If any of you have OCD, please share your feelings on the comment below and describe your experience to the best of your abilities. I’m not sure if my description has done any of you any justice. I’m sure it’s worse than what I’m putting into words. Again, although I have OCPD, I don’t want anybody get confuse my experience compare to your experience. I love when people comment. So please participate.

Well, that’s my entry in regards to Obsessive Compulsive Disorder. If I left out anything or you have more questions, please comment below or CONTACT ME. It’s always tough having mental illness and trying to navigate in the world that misinterprets your illness. But with help of a therapist, support system, meds, and of course self-care, you can do it. You just have to adult one day at time. xoxo

picsart_03-18-032330373923529004412.png

Follow Me On The Following Platforms:

screen-shot-2015-12-03-at-22820-pmpng https://twitter.com/Only__michy

facebook-logo-png-transparent-background https://www.facebook.com/onlymichy

instagram-logo-2  https://www.instagram.com/onlymichy/

52594473_2301176870207268_4836053662566449152_n

9 thoughts on “You’re Down With OCD?

    1. Of course! I try to shed light on mental health as much as possible; whether I have the illness or not. Word needs to get out.
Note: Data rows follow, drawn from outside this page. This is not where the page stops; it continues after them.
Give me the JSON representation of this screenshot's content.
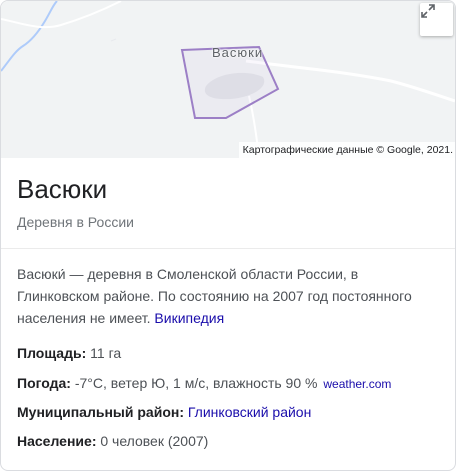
{
  "map": {
    "place_label": "Васюки",
    "attribution": "Картографические данные © Google, 2021.",
    "expand_icon": "expand-icon",
    "colors": {
      "background": "#f1f3f4",
      "boundary": "#9c7fc6",
      "water": "#aecbfa",
      "road": "#ffffff"
    }
  },
  "header": {
    "title": "Васюки",
    "subtitle": "Деревня в России"
  },
  "description": {
    "text": "Васюки́ — деревня в Смоленской области России, в Глинковском районе. По состоянию на 2007 год постоянного населения не имеет. ",
    "source_link": "Википедия"
  },
  "facts": {
    "area": {
      "label": "Площадь:",
      "value": " 11 га"
    },
    "weather": {
      "label": "Погода:",
      "value": " -7°C, ветер Ю, 1 м/с, влажность 90 % ",
      "source": "weather.com"
    },
    "district": {
      "label": "Муниципальный район:",
      "value": "Глинковский район"
    },
    "population": {
      "label": "Население:",
      "value": " 0 человек (2007)"
    }
  }
}
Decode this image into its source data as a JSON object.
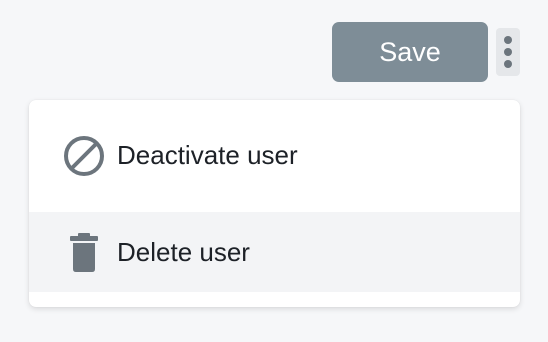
{
  "toolbar": {
    "save_label": "Save",
    "more_icon": "more-vertical-icon"
  },
  "menu": {
    "items": [
      {
        "label": "Deactivate user",
        "icon": "block-icon"
      },
      {
        "label": "Delete user",
        "icon": "trash-icon",
        "state": "hovered"
      }
    ]
  },
  "colors": {
    "background": "#f6f7f9",
    "save_button": "#7e8d97",
    "menu_background": "#ffffff",
    "hover_background": "#f3f4f6",
    "icon": "#6c757d",
    "text": "#1d2127"
  }
}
And I can’t wait to publish a post on OCPD and what’s the difference between it and OCD. Definitely, pop by and read the entry.

      Like
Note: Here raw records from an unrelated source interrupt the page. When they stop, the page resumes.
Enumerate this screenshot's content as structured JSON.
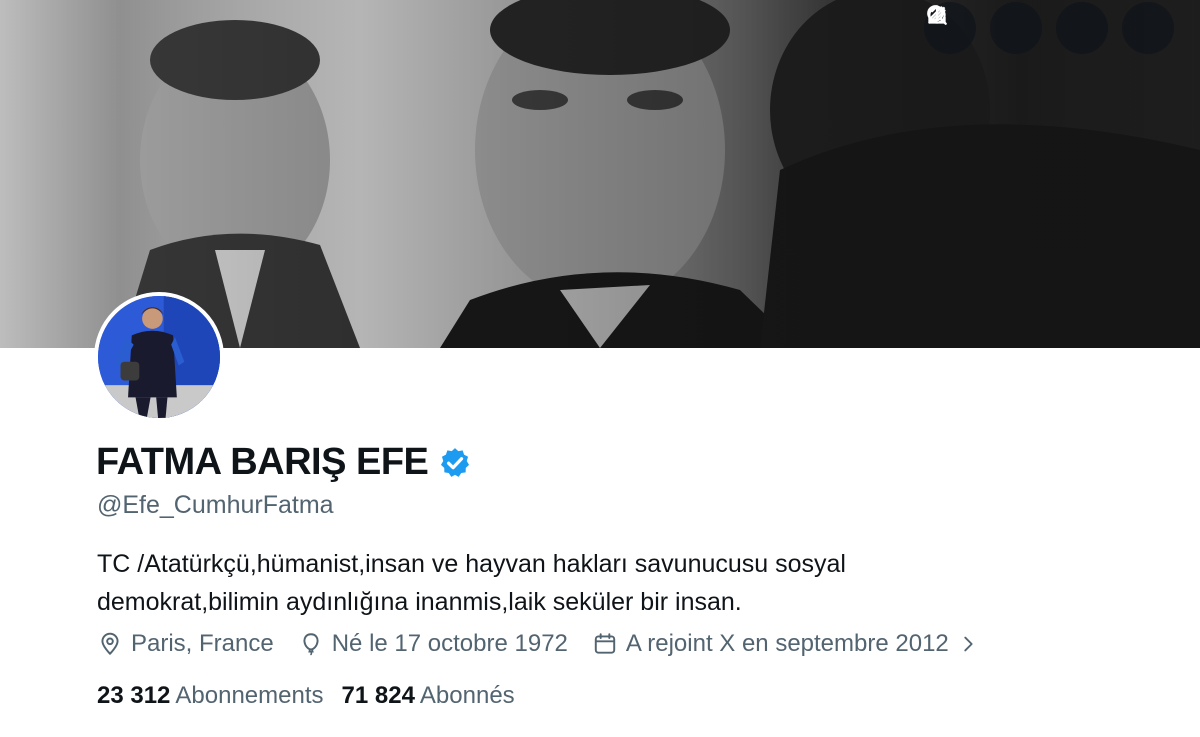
{
  "header_actions": [
    {
      "icon": "grok-icon",
      "name": "grok-button"
    },
    {
      "icon": "search-icon",
      "name": "search-button"
    },
    {
      "icon": "edit-icon",
      "name": "edit-button"
    },
    {
      "icon": "share-icon",
      "name": "share-button"
    }
  ],
  "profile": {
    "display_name": "FATMA BARIŞ EFE",
    "verified": true,
    "verified_color": "#1d9bf0",
    "handle": "@Efe_CumhurFatma",
    "bio_line1": "TC /Atatürkçü,hümanist,insan ve hayvan hakları savunucusu sosyal",
    "bio_line2": "demokrat,bilimin aydınlığına inanmis,laik seküler bir insan.",
    "location": "Paris, France",
    "birth": "Né le 17 octobre 1972",
    "joined": "A rejoint X en septembre 2012"
  },
  "stats": {
    "following_count": "23 312",
    "following_label": "Abonnements",
    "followers_count": "71 824",
    "followers_label": "Abonnés"
  },
  "colors": {
    "text_primary": "#0f1419",
    "text_secondary": "#536471",
    "button_overlay": "#0f1419"
  }
}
  1. I can tell you about my dad’s and mine.

    My dad – terror of the house falling down or something causing a fire. Need to check over and over again in case some wiring might be faulty, or a speck of dust might be behind something that catches fire, or a tiny crack in the plastering on a wall might mean the house is going to fall down. Couldn’t look at the house in case he saw something that triggered it and made him worry about something else. Asking for reassurance again and again but it only worked for a matter of seconds. Multiple nervous breakdowns and hospital admissions. Suicidal.

    Me – terror of judgement day and being punished. Listing worries of sins I might have done and having to seek reassurance, but that only lasts a few seconds before a thought comes in – did I ask the question right? A new thought comes in that I didn’t think of from that perspective, then a sub thought, then a sub, sub thought that I didn’t check with someone for reassurance. Frantically checking the Bible and all the words in it, hebrew, greek translations to the letter, to make sure I didn’t get the meaning of the word wrong, because if I have, it might mean I’ve done a sin – it probably means I did the sin on purpose. Having to block my ears and go outside if something might be said in church on a topic that might set me off. At my worst, had to list everything I needed to do in the day such as get out of bed, make drink, clean teeth just to make sure I got my daily tasks done otherwise I would be checking 24/7.

    I hope that helps people, and this is why people with OCD get upset when people just think OCD is trivial. When people say, “everyone has a bit of OCD”, no they don’t.

    Thank you for writing about the topic. 🙂

    Liked by 1 person

    1. Thanks for sharing your story! I really appreciate it. I’m very hesitant to say it’s very brave of you to do so, because I know I feel some type of way when someone tells me that. But it does take courage to speak up and for that, I applaud you. I hope people can now grasp what it really entails from your experience. This is why I created this blog. To clear up the misconceptions about mental disorders. Thanks again for sharing. Please keep coming back and show your support on mental and emotional health on this blog. And I’m here if you need an ear to listen.

      Liked by 1 person

Leave a Reply

Fill in your details below or click an icon to log in:

WordPress.com Logo

You are commenting using your WordPress.com account. Log Out /  Change )

Google photo

You are commenting using your Google account. Log Out /  Change )

Twitter picture

You are commenting using your Twitter account. Log Out /  Change )

Facebook photo

You are commenting using your Facebook account. Log Out /  Change )

Connecting to %s

This site uses Akismet to reduce spam. Learn how your comment data is processed.